Element data from apps and pages
########

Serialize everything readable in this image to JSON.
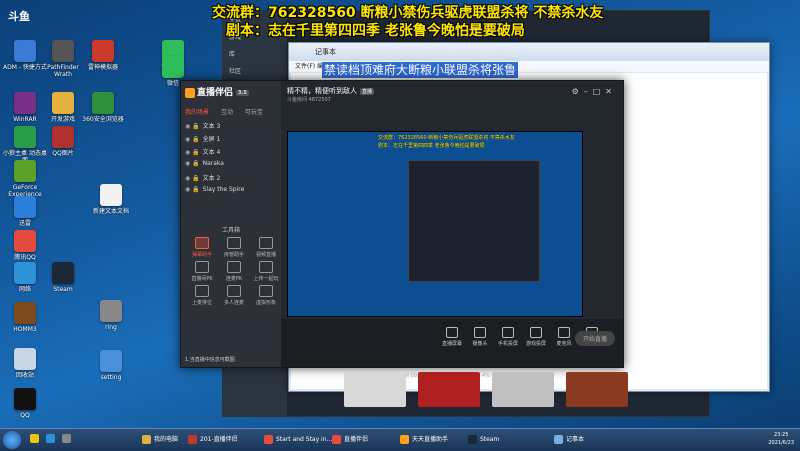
{
  "overlay": {
    "line1": "交流群：762328560 断粮小禁伤兵驱虎联盟杀将 不禁杀水友",
    "line2": "剧本：志在千里第四四季 老张鲁今晚怕是要破局"
  },
  "watermark": {
    "text": "斗鱼"
  },
  "desktop_icons": [
    {
      "label": "ADM - 快捷方式",
      "color": "#3a7bd5"
    },
    {
      "label": "WinRAR",
      "color": "#7a2f86"
    },
    {
      "label": "小狼主桌 动态桌面",
      "color": "#2a9d4a"
    },
    {
      "label": "GeForce Experience",
      "color": "#5ba12a"
    },
    {
      "label": "迅雷",
      "color": "#2b7fd8"
    },
    {
      "label": "腾讯QQ",
      "color": "#e14a3c"
    },
    {
      "label": "网络",
      "color": "#2e93d6"
    },
    {
      "label": "HOMM3",
      "color": "#7c4a1c"
    },
    {
      "label": "回收站",
      "color": "#c9d6e3"
    },
    {
      "label": "QQ",
      "color": "#111111"
    },
    {
      "label": "PathFinder Wrath",
      "color": "#555555"
    },
    {
      "label": "开发游戏",
      "color": "#e3b23c"
    },
    {
      "label": "QQ图片",
      "color": "#b03030"
    },
    {
      "label": "Steam",
      "color": "#1b2838"
    },
    {
      "label": "WeChat",
      "color": "#2fbf5a"
    },
    {
      "label": "微信",
      "color": "#2fbf5a"
    },
    {
      "label": "雷神模拟器",
      "color": "#cc3a2b"
    },
    {
      "label": "360安全浏览器",
      "color": "#2f8f3c"
    },
    {
      "label": "新建文本文档",
      "color": "#f1f1f1"
    },
    {
      "label": "ring",
      "color": "#888888"
    },
    {
      "label": "setting",
      "color": "#4a8fd8"
    }
  ],
  "bg_window": {
    "sidebar": [
      "主页",
      "游戏",
      "库",
      "社区"
    ]
  },
  "notepad": {
    "title": "记事本",
    "menu": "文件(F) 编辑(E) 格式(O) 查看(V) 帮助(H)",
    "selected_text": "禁读档顶难府大断粮小联盟杀将张鲁"
  },
  "app": {
    "name": "直播伴侣",
    "version": "3.5",
    "tabs": [
      "我的场景",
      "互动",
      "可玩宝"
    ],
    "active_tab": 0,
    "scenes": [
      "文本 3",
      "全屏 1",
      "文本 4",
      "Naraka",
      "文本 2",
      "Slay the Spire"
    ],
    "tools_title": "工具箱",
    "tools": [
      {
        "label": "弹幕助手",
        "hot": true
      },
      {
        "label": "房管助手",
        "hot": false
      },
      {
        "label": "视频直播",
        "hot": false
      },
      {
        "label": "直播间PK",
        "hot": false
      },
      {
        "label": "连麦PK",
        "hot": false
      },
      {
        "label": "上传一起玩",
        "hot": false
      },
      {
        "label": "上麦排位",
        "hot": false
      },
      {
        "label": "多人连麦",
        "hot": false
      },
      {
        "label": "虚拟形象",
        "hot": false
      }
    ],
    "banner": "1.当直播中信息可截图",
    "header_title": "精不精，精便听到敌人",
    "header_tag": "直播",
    "header_id": "斗鱼房间 4872507",
    "bottom_buttons": [
      "直播屏幕",
      "摄像头",
      "手机投屏",
      "游戏投屏",
      "麦克风",
      "扬声器"
    ],
    "start_button": "开始直播",
    "status_text": "本地录制 00:00:00  直播 00:00:00  CPU 4%  内存 52%",
    "preview_ov1": "交流群：762328560 断粮小禁伤兵驱虎联盟杀将 不禁杀水友",
    "preview_ov2": "剧本：志在千里第四四季 老张鲁今晚怕是要破局"
  },
  "taskbar": {
    "items": [
      {
        "label": "我的电脑",
        "color": "#e0b040"
      },
      {
        "label": "201-直播伴侣",
        "color": "#c0392b"
      },
      {
        "label": "Start and Stay in...",
        "color": "#e84c3d"
      },
      {
        "label": "直播伴侣",
        "color": "#e84c3d"
      },
      {
        "label": "天天直播助手",
        "color": "#ffa21a"
      },
      {
        "label": "Steam",
        "color": "#1b2838"
      },
      {
        "label": "记事本",
        "color": "#7ab0e0"
      }
    ],
    "time": "23:25",
    "date": "2021/6/23"
  },
  "thumbnails": [
    {
      "name": "panda",
      "color": "#d8d8d8"
    },
    {
      "name": "Shadow Tactics",
      "color": "#b02020"
    },
    {
      "name": "silhouette",
      "color": "#c0c0c0"
    },
    {
      "name": "War Hunger Direct",
      "color": "#8a3a20"
    }
  ]
}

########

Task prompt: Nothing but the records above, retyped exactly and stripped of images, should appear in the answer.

Completed task:
Serialize everything readable in this image to JSON.
{
  "overlay": {
    "line1": "交流群：762328560 断粮小禁伤兵驱虎联盟杀将 不禁杀水友",
    "line2": "剧本：志在千里第四四季 老张鲁今晚怕是要破局"
  },
  "watermark": {
    "text": "斗鱼"
  },
  "desktop_icons": [
    {
      "label": "ADM - 快捷方式",
      "color": "#3a7bd5"
    },
    {
      "label": "WinRAR",
      "color": "#7a2f86"
    },
    {
      "label": "小狼主桌 动态桌面",
      "color": "#2a9d4a"
    },
    {
      "label": "GeForce Experience",
      "color": "#5ba12a"
    },
    {
      "label": "迅雷",
      "color": "#2b7fd8"
    },
    {
      "label": "腾讯QQ",
      "color": "#e14a3c"
    },
    {
      "label": "网络",
      "color": "#2e93d6"
    },
    {
      "label": "HOMM3",
      "color": "#7c4a1c"
    },
    {
      "label": "回收站",
      "color": "#c9d6e3"
    },
    {
      "label": "QQ",
      "color": "#111111"
    },
    {
      "label": "PathFinder Wrath",
      "color": "#555555"
    },
    {
      "label": "开发游戏",
      "color": "#e3b23c"
    },
    {
      "label": "QQ图片",
      "color": "#b03030"
    },
    {
      "label": "Steam",
      "color": "#1b2838"
    },
    {
      "label": "WeChat",
      "color": "#2fbf5a"
    },
    {
      "label": "微信",
      "color": "#2fbf5a"
    },
    {
      "label": "雷神模拟器",
      "color": "#cc3a2b"
    },
    {
      "label": "360安全浏览器",
      "color": "#2f8f3c"
    },
    {
      "label": "新建文本文档",
      "color": "#f1f1f1"
    },
    {
      "label": "ring",
      "color": "#888888"
    },
    {
      "label": "setting",
      "color": "#4a8fd8"
    }
  ],
  "bg_window": {
    "sidebar": [
      "主页",
      "游戏",
      "库",
      "社区"
    ]
  },
  "notepad": {
    "title": "记事本",
    "menu": "文件(F) 编辑(E) 格式(O) 查看(V) 帮助(H)",
    "selected_text": "禁读档顶难府大断粮小联盟杀将张鲁"
  },
  "app": {
    "name": "直播伴侣",
    "version": "3.5",
    "tabs": [
      "我的场景",
      "互动",
      "可玩宝"
    ],
    "active_tab": 0,
    "scenes": [
      "文本 3",
      "全屏 1",
      "文本 4",
      "Naraka",
      "文本 2",
      "Slay the Spire"
    ],
    "tools_title": "工具箱",
    "tools": [
      {
        "label": "弹幕助手",
        "hot": true
      },
      {
        "label": "房管助手",
        "hot": false
      },
      {
        "label": "视频直播",
        "hot": false
      },
      {
        "label": "直播间PK",
        "hot": false
      },
      {
        "label": "连麦PK",
        "hot": false
      },
      {
        "label": "上传一起玩",
        "hot": false
      },
      {
        "label": "上麦排位",
        "hot": false
      },
      {
        "label": "多人连麦",
        "hot": false
      },
      {
        "label": "虚拟形象",
        "hot": false
      }
    ],
    "banner": "1.当直播中信息可截图",
    "header_title": "精不精，精便听到敌人",
    "header_tag": "直播",
    "header_id": "斗鱼房间 4872507",
    "bottom_buttons": [
      "直播屏幕",
      "摄像头",
      "手机投屏",
      "游戏投屏",
      "麦克风",
      "扬声器"
    ],
    "start_button": "开始直播",
    "status_text": "本地录制 00:00:00  直播 00:00:00  CPU 4%  内存 52%",
    "preview_ov1": "交流群：762328560 断粮小禁伤兵驱虎联盟杀将 不禁杀水友",
    "preview_ov2": "剧本：志在千里第四四季 老张鲁今晚怕是要破局"
  },
  "taskbar": {
    "items": [
      {
        "label": "我的电脑",
        "color": "#e0b040"
      },
      {
        "label": "201-直播伴侣",
        "color": "#c0392b"
      },
      {
        "label": "Start and Stay in...",
        "color": "#e84c3d"
      },
      {
        "label": "直播伴侣",
        "color": "#e84c3d"
      },
      {
        "label": "天天直播助手",
        "color": "#ffa21a"
      },
      {
        "label": "Steam",
        "color": "#1b2838"
      },
      {
        "label": "记事本",
        "color": "#7ab0e0"
      }
    ],
    "time": "23:25",
    "date": "2021/6/23"
  },
  "thumbnails": [
    {
      "name": "panda",
      "color": "#d8d8d8"
    },
    {
      "name": "Shadow Tactics",
      "color": "#b02020"
    },
    {
      "name": "silhouette",
      "color": "#c0c0c0"
    },
    {
      "name": "War Hunger Direct",
      "color": "#8a3a20"
    }
  ]
}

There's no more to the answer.